== Source data ==
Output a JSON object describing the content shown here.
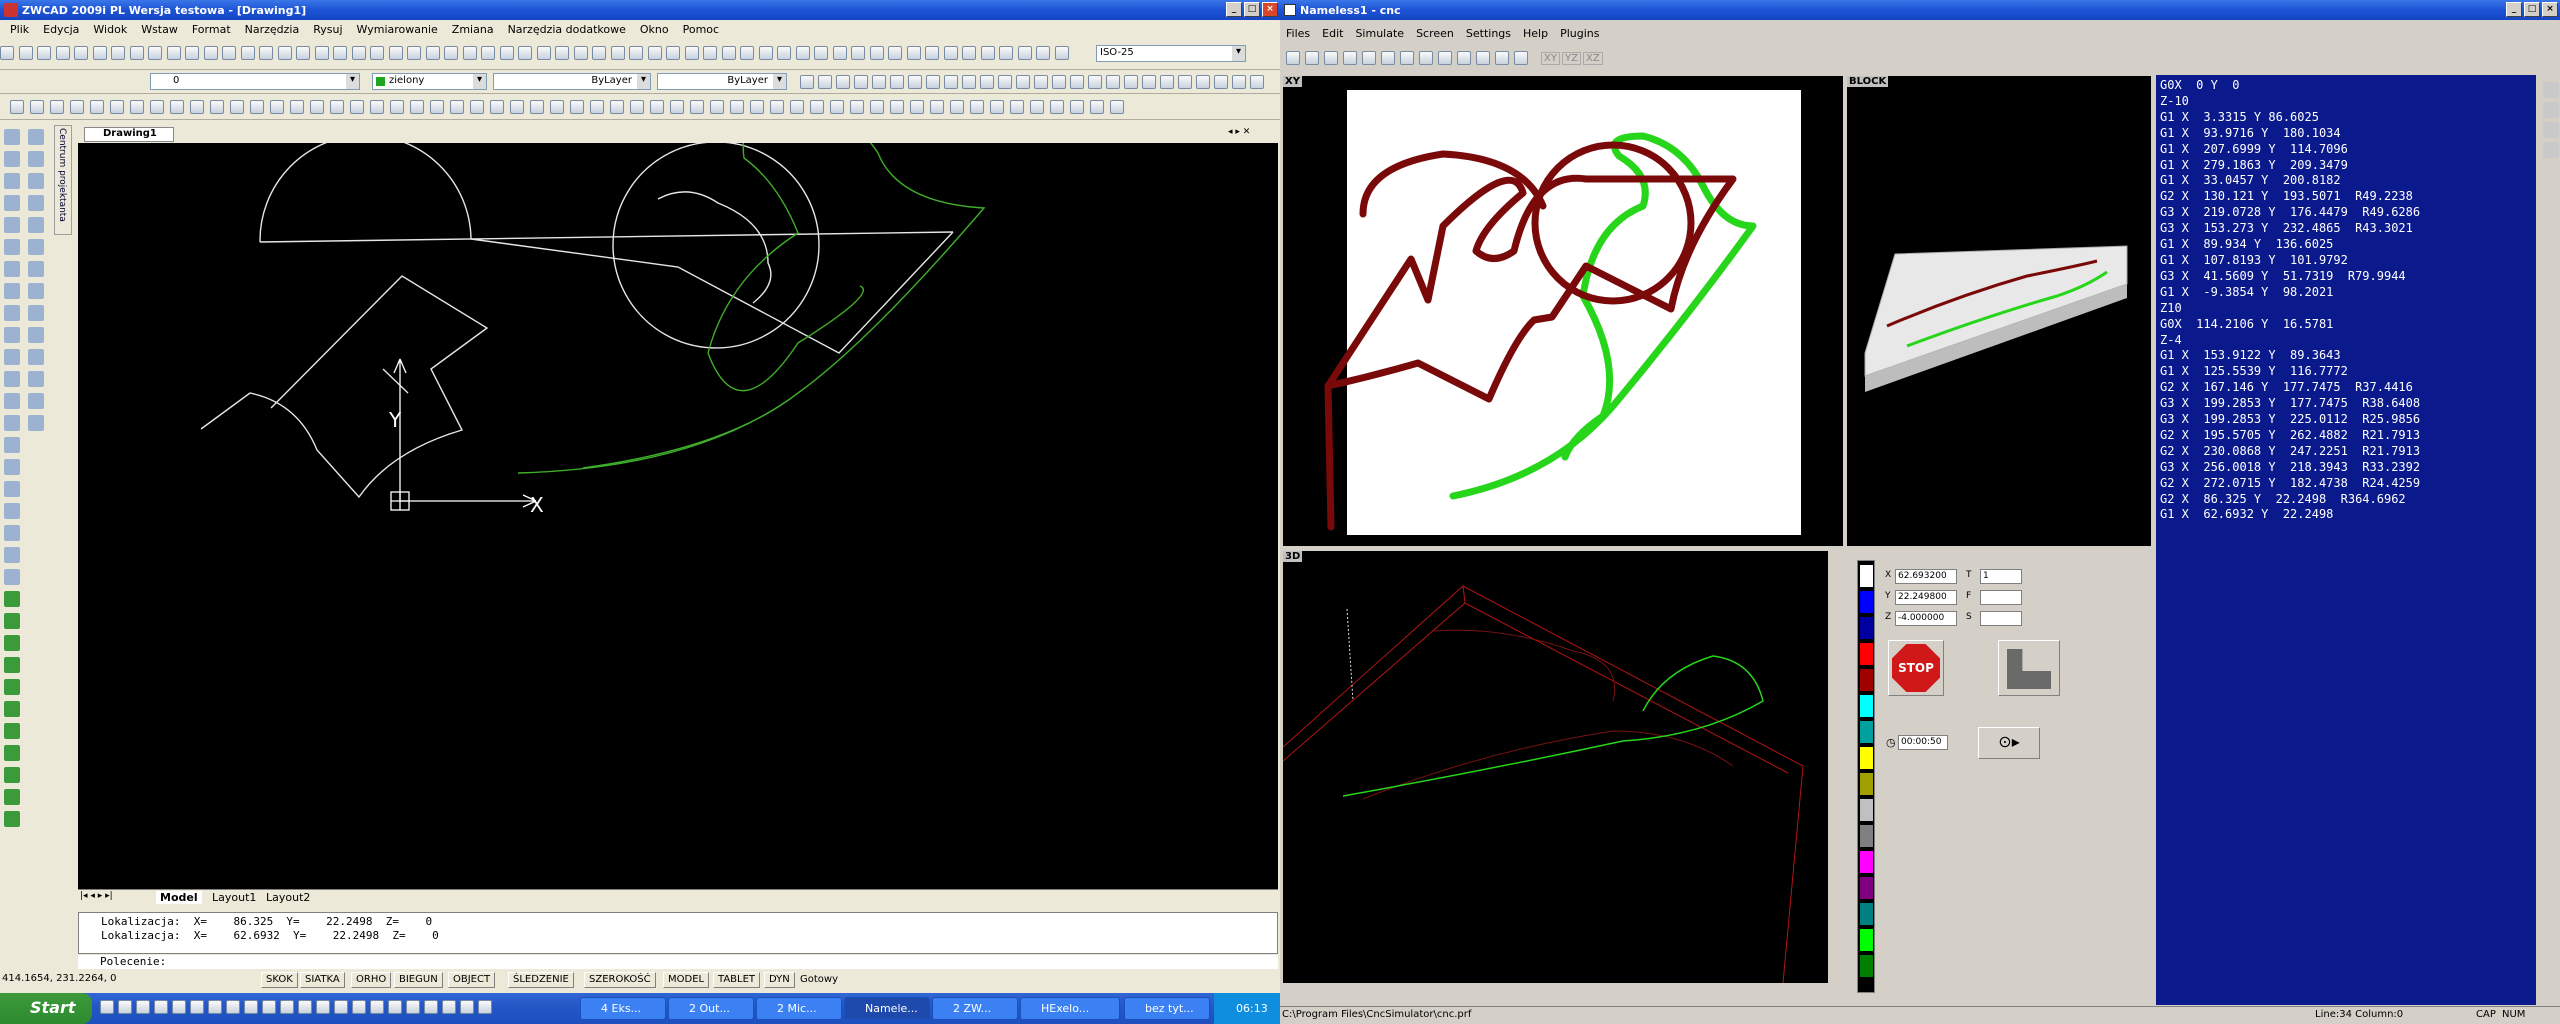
{
  "zwcad": {
    "title": "ZWCAD 2009i PL Wersja testowa - [Drawing1]",
    "menu": [
      "Plik",
      "Edycja",
      "Widok",
      "Wstaw",
      "Format",
      "Narzędzia",
      "Rysuj",
      "Wymiarowanie",
      "Zmiana",
      "Narzędzia dodatkowe",
      "Okno",
      "Pomoc"
    ],
    "dimstyle_combo": "ISO-25",
    "layer_combo": "0",
    "color_combo": "zielony",
    "linetype_combo": "ByLayer",
    "lineweight_combo": "ByLayer",
    "drawing_tab": "Drawing1",
    "side_tab": "Centrum projektanta",
    "layout_tabs": [
      "Model",
      "Layout1",
      "Layout2"
    ],
    "command_history": [
      "Lokalizacja:  X=    86.325  Y=    22.2498  Z=    0",
      "Lokalizacja:  X=    62.6932  Y=    22.2498  Z=    0"
    ],
    "command_prompt": "Polecenie:",
    "coords": "414.1654, 231.2264, 0",
    "status_buttons": [
      "SKOK",
      "SIATKA",
      "ORHO",
      "BIEGUN",
      "OBJECT",
      "ŚLEDZENIE",
      "SZEROKOŚĆ",
      "MODEL",
      "TABLET",
      "DYN"
    ],
    "status_text": "Gotowy",
    "ucs": {
      "x_label": "X",
      "y_label": "Y"
    },
    "colors": {
      "drawing_line": "#e6e6e6",
      "toolpath": "#3fae2a",
      "background": "#000000"
    }
  },
  "cnc": {
    "title": "Nameless1 - cnc",
    "menu": [
      "Files",
      "Edit",
      "Simulate",
      "Screen",
      "Settings",
      "Help",
      "Plugins"
    ],
    "view_buttons": [
      "XY",
      "YZ",
      "XZ"
    ],
    "panels": {
      "xy": "XY",
      "block": "BLOCK",
      "view3d": "3D"
    },
    "gcode": [
      "G0X  0 Y  0",
      "Z-10",
      "G1 X  3.3315 Y 86.6025",
      "G1 X  93.9716 Y  180.1034",
      "G1 X  207.6999 Y  114.7096",
      "G1 X  279.1863 Y  209.3479",
      "G1 X  33.0457 Y  200.8182",
      "G2 X  130.121 Y  193.5071  R49.2238",
      "G3 X  219.0728 Y  176.4479  R49.6286",
      "G3 X  153.273 Y  232.4865  R43.3021",
      "G1 X  89.934 Y  136.6025",
      "G1 X  107.8193 Y  101.9792",
      "G3 X  41.5609 Y  51.7319  R79.9944",
      "G1 X  -9.3854 Y  98.2021",
      "Z10",
      "G0X  114.2106 Y  16.5781",
      "Z-4",
      "G1 X  153.9122 Y  89.3643",
      "G1 X  125.5539 Y  116.7772",
      "G2 X  167.146 Y  177.7475  R37.4416",
      "G3 X  199.2853 Y  177.7475  R38.6408",
      "G3 X  199.2853 Y  225.0112  R25.9856",
      "G2 X  195.5705 Y  262.4882  R21.7913",
      "G2 X  230.0868 Y  247.2251  R21.7913",
      "G3 X  256.0018 Y  218.3943  R33.2392",
      "G2 X  272.0715 Y  182.4738  R24.4259",
      "G2 X  86.325 Y  22.2498  R364.6962",
      "G1 X  62.6932 Y  22.2498"
    ],
    "position": {
      "x_label": "X",
      "x": "62.693200",
      "y_label": "Y",
      "y": "22.249800",
      "z_label": "Z",
      "z": "-4.000000",
      "t_label": "T",
      "t": "1",
      "f_label": "F",
      "s_label": "S"
    },
    "stop_label": "STOP",
    "time": "00:00:50",
    "statusbar_path": "C:\\Program Files\\CncSimulator\\cnc.prf",
    "statusbar_pos": "Line:34 Column:0",
    "statusbar_caps": "CAP",
    "statusbar_num": "NUM",
    "colors": {
      "path_red": "#7a0a0a",
      "path_green": "#27d61b",
      "gcode_bg": "#0a1a8c"
    },
    "palette": [
      "#ffffff",
      "#0000ff",
      "#0000a0",
      "#ff0000",
      "#a00000",
      "#00ffff",
      "#00a0a0",
      "#ffff00",
      "#a0a000",
      "#c0c0c0",
      "#808080",
      "#ff00ff",
      "#800080",
      "#008080",
      "#00ff00",
      "#008000"
    ]
  },
  "taskbar": {
    "start": "Start",
    "tasks": [
      "4 Eks...",
      "2 Out...",
      "2 Mic...",
      "Namele...",
      "2 ZW...",
      "HExelo...",
      "bez tyt..."
    ],
    "clock": "06:13"
  }
}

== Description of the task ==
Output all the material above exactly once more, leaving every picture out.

== Answer to this problem ==
Output a JSON object describing the content shown here.
{
  "zwcad": {
    "title": "ZWCAD 2009i PL Wersja testowa - [Drawing1]",
    "menu": [
      "Plik",
      "Edycja",
      "Widok",
      "Wstaw",
      "Format",
      "Narzędzia",
      "Rysuj",
      "Wymiarowanie",
      "Zmiana",
      "Narzędzia dodatkowe",
      "Okno",
      "Pomoc"
    ],
    "dimstyle_combo": "ISO-25",
    "layer_combo": "0",
    "color_combo": "zielony",
    "linetype_combo": "ByLayer",
    "lineweight_combo": "ByLayer",
    "drawing_tab": "Drawing1",
    "side_tab": "Centrum projektanta",
    "layout_tabs": [
      "Model",
      "Layout1",
      "Layout2"
    ],
    "command_history": [
      "Lokalizacja:  X=    86.325  Y=    22.2498  Z=    0",
      "Lokalizacja:  X=    62.6932  Y=    22.2498  Z=    0"
    ],
    "command_prompt": "Polecenie:",
    "coords": "414.1654, 231.2264, 0",
    "status_buttons": [
      "SKOK",
      "SIATKA",
      "ORHO",
      "BIEGUN",
      "OBJECT",
      "ŚLEDZENIE",
      "SZEROKOŚĆ",
      "MODEL",
      "TABLET",
      "DYN"
    ],
    "status_text": "Gotowy",
    "ucs": {
      "x_label": "X",
      "y_label": "Y"
    },
    "colors": {
      "drawing_line": "#e6e6e6",
      "toolpath": "#3fae2a",
      "background": "#000000"
    }
  },
  "cnc": {
    "title": "Nameless1 - cnc",
    "menu": [
      "Files",
      "Edit",
      "Simulate",
      "Screen",
      "Settings",
      "Help",
      "Plugins"
    ],
    "view_buttons": [
      "XY",
      "YZ",
      "XZ"
    ],
    "panels": {
      "xy": "XY",
      "block": "BLOCK",
      "view3d": "3D"
    },
    "gcode": [
      "G0X  0 Y  0",
      "Z-10",
      "G1 X  3.3315 Y 86.6025",
      "G1 X  93.9716 Y  180.1034",
      "G1 X  207.6999 Y  114.7096",
      "G1 X  279.1863 Y  209.3479",
      "G1 X  33.0457 Y  200.8182",
      "G2 X  130.121 Y  193.5071  R49.2238",
      "G3 X  219.0728 Y  176.4479  R49.6286",
      "G3 X  153.273 Y  232.4865  R43.3021",
      "G1 X  89.934 Y  136.6025",
      "G1 X  107.8193 Y  101.9792",
      "G3 X  41.5609 Y  51.7319  R79.9944",
      "G1 X  -9.3854 Y  98.2021",
      "Z10",
      "G0X  114.2106 Y  16.5781",
      "Z-4",
      "G1 X  153.9122 Y  89.3643",
      "G1 X  125.5539 Y  116.7772",
      "G2 X  167.146 Y  177.7475  R37.4416",
      "G3 X  199.2853 Y  177.7475  R38.6408",
      "G3 X  199.2853 Y  225.0112  R25.9856",
      "G2 X  195.5705 Y  262.4882  R21.7913",
      "G2 X  230.0868 Y  247.2251  R21.7913",
      "G3 X  256.0018 Y  218.3943  R33.2392",
      "G2 X  272.0715 Y  182.4738  R24.4259",
      "G2 X  86.325 Y  22.2498  R364.6962",
      "G1 X  62.6932 Y  22.2498"
    ],
    "position": {
      "x_label": "X",
      "x": "62.693200",
      "y_label": "Y",
      "y": "22.249800",
      "z_label": "Z",
      "z": "-4.000000",
      "t_label": "T",
      "t": "1",
      "f_label": "F",
      "s_label": "S"
    },
    "stop_label": "STOP",
    "time": "00:00:50",
    "statusbar_path": "C:\\Program Files\\CncSimulator\\cnc.prf",
    "statusbar_pos": "Line:34 Column:0",
    "statusbar_caps": "CAP",
    "statusbar_num": "NUM",
    "colors": {
      "path_red": "#7a0a0a",
      "path_green": "#27d61b",
      "gcode_bg": "#0a1a8c"
    },
    "palette": [
      "#ffffff",
      "#0000ff",
      "#0000a0",
      "#ff0000",
      "#a00000",
      "#00ffff",
      "#00a0a0",
      "#ffff00",
      "#a0a000",
      "#c0c0c0",
      "#808080",
      "#ff00ff",
      "#800080",
      "#008080",
      "#00ff00",
      "#008000"
    ]
  },
  "taskbar": {
    "start": "Start",
    "tasks": [
      "4 Eks...",
      "2 Out...",
      "2 Mic...",
      "Namele...",
      "2 ZW...",
      "HExelo...",
      "bez tyt..."
    ],
    "clock": "06:13"
  }
}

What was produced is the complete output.